In the way that old diners and drive-ins in the US are sometimes reclaimed and made cool, this gas station has been given a makeover by architectural firm Carmody Groarke. Using the existing, 1960s prefab canopy, forecourt and shop, they have enhanced its modernist look by shielding it from the road traffic with rippling sheets of translucent fibreglass which make it look like an art installation. Walk around the edge of these to enter the forecourt, and it’s not so much a walk of shame as a catwalk. On your left is the Regent’s Canal, with canal boats moored across the water, yellow flag irises growing in the water margins; on your right, the fibreglass wall. There’s no escape.
Diners eye you up as you approach what used to be the filling station shop, now a sleek dining room and bar counter. A greeter who looks as striking as an Almodóvar actor soon puts you at ease, and the diners turn back to each other. It’s a small room, barely larger than a Portakabin.
The cartoonish artwork on the walls evokes mid-twentieth century Americana. Our waiter bore an ironic moustache and white waiter coat. Even the salt and pepper shakers were silver, and the menu and prices show clear ambition.
Shrimpy’s is run by Pablo Flack and David Waddington of the Bistrotheque bar-restaurant, and veterans of the pop-up restaurant scene. They’ve gone for smart American food which pays homage to down-home food, yet is quite unlike it.
A glazed burger bun is filled with soft-shell crab that’s deep-fried to give crunch, the aroma of the fryer, and a slight seafood taste; the result is evocative of an upscale fish finger sandwich. The layer of avocado makes it a little too squidgy to eat without making a mess; this is not the dish to order on a date. Meaty-textured monkfish was slightly scorched by the grill, the pallid flesh offset by crimson rings of radish and hits of lemon and chilli to zip it up.

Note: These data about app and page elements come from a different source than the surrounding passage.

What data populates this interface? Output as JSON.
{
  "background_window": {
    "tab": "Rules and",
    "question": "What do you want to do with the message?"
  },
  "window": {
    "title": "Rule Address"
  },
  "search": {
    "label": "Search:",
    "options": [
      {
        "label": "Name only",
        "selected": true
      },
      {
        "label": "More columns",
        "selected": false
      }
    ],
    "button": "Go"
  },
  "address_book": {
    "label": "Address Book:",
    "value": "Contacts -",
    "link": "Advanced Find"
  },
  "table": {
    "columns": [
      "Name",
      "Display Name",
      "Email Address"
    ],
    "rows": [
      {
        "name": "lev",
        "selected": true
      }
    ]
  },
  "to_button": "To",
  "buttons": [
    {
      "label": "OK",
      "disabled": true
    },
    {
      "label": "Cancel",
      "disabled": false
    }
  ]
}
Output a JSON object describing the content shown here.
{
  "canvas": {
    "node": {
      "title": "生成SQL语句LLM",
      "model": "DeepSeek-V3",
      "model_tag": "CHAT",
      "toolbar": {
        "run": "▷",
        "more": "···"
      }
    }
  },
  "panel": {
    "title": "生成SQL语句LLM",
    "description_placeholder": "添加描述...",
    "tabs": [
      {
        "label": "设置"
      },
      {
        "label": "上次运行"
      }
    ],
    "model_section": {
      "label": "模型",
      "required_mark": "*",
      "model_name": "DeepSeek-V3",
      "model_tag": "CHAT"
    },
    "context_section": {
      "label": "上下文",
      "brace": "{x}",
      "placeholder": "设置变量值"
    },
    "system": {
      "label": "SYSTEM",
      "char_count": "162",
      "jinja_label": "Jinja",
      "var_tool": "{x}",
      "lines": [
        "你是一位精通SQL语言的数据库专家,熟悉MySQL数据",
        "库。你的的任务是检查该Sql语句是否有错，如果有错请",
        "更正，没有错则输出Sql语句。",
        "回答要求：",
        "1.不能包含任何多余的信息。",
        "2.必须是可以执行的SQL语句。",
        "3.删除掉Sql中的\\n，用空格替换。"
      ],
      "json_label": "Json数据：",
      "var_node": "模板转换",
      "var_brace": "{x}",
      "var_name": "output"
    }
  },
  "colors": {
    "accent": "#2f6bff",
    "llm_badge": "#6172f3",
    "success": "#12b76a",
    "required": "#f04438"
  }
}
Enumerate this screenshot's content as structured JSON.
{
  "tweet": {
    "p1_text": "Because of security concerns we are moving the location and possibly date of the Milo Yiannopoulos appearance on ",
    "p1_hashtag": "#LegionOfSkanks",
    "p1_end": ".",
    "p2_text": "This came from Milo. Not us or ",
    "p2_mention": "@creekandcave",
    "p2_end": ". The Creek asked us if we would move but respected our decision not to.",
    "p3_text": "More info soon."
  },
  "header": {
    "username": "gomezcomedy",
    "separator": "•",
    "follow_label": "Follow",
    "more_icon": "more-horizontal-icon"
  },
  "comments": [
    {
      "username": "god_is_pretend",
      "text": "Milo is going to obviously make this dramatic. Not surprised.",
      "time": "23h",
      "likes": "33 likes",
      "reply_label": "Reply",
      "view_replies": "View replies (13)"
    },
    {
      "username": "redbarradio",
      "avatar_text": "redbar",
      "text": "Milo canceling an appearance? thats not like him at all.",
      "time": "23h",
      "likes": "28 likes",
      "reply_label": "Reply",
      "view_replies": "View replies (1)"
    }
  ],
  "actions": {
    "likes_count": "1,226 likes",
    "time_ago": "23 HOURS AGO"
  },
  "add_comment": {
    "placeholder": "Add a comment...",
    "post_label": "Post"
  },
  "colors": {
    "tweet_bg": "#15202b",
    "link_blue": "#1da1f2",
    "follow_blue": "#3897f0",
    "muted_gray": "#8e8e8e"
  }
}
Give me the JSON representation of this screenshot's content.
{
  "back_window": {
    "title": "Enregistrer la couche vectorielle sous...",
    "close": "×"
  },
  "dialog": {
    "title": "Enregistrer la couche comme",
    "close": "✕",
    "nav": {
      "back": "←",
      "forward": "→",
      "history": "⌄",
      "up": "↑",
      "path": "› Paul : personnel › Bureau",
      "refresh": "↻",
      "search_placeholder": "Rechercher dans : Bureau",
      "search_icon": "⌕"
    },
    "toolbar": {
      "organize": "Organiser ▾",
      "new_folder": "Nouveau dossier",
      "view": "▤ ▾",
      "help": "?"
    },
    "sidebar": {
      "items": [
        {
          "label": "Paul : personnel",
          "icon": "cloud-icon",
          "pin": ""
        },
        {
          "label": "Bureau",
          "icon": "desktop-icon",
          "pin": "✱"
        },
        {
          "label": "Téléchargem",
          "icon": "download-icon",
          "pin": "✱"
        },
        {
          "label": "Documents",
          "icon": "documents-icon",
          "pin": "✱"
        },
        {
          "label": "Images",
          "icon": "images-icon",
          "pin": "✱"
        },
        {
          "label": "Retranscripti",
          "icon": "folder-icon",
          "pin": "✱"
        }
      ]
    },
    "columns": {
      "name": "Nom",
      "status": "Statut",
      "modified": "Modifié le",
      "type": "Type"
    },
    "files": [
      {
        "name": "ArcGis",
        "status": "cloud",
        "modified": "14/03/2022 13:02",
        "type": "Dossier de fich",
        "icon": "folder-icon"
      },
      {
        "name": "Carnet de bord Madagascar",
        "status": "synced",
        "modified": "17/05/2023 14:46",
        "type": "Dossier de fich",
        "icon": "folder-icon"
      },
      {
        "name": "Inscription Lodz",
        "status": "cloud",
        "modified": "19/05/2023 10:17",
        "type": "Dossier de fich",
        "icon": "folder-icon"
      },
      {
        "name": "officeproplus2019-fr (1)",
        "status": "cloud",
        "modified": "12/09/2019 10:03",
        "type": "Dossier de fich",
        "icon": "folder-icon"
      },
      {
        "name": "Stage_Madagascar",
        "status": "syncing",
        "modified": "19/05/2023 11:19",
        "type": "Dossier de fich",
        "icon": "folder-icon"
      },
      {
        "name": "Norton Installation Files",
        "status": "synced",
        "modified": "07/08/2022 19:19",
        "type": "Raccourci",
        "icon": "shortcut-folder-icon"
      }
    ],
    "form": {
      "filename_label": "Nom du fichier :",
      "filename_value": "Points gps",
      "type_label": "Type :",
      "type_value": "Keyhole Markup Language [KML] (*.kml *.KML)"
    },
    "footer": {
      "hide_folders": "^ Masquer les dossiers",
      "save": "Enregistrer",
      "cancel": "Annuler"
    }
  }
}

Less successful were the starters; the salt cod croquettes were mush-filled and oddly shaped, though the accompanying aioli was good. And the ‘Peruvian ceviche’ won’t have London’s new wave of Peruvian cevicherias quaking on their boots; our waiter was unable to tell us what sort of fish it was, and the dominant flavours were of lime and raw onion, with little of the subtlety of the real thing.
Portion sizes were not generous in the US way, as side dishes were required. A parcel of humita, a ‘porridge’ of steamed yellow corn, was welcome, and the crisp shoestring fries were excellent. The desserts include poached quince, and the rather more American pineapple crisps.
The cooking at Shrimpy’s is good rather than great, and the prices are not cheap. But what really makes the place a destination diner is the striking design, the beautiful canal-side setting, and the undeniable cool factor. They’ve done a great job on what will only be a two-year pop-up.
The biggest disappointment is that the canopied forecourt, with the gorgeous water views, is not for alfresco Shrimpy’s dining; it’s been reserved as a ‘cultural space’ and will have a much simpler food and drink menu. Even so, we expect the forecourt’s offerings will stretch beyond chewing gum and bottled water.
Shrimpy's The King's Cross Filling Station, Goods Way
020 8880 6111
- Opening hours:
Meals served 11am-10.30pm daily
Tube: King's Cross or St Pancras tube/rail
Main courses £15-£20 Meal for two with drinks and service: around £95.
- The King's Cross Filling Station, Goods Way
- 020 8880 6111
- The King's Cross Filling Station, Goods Way
Outdoor facilities. Tables outdoors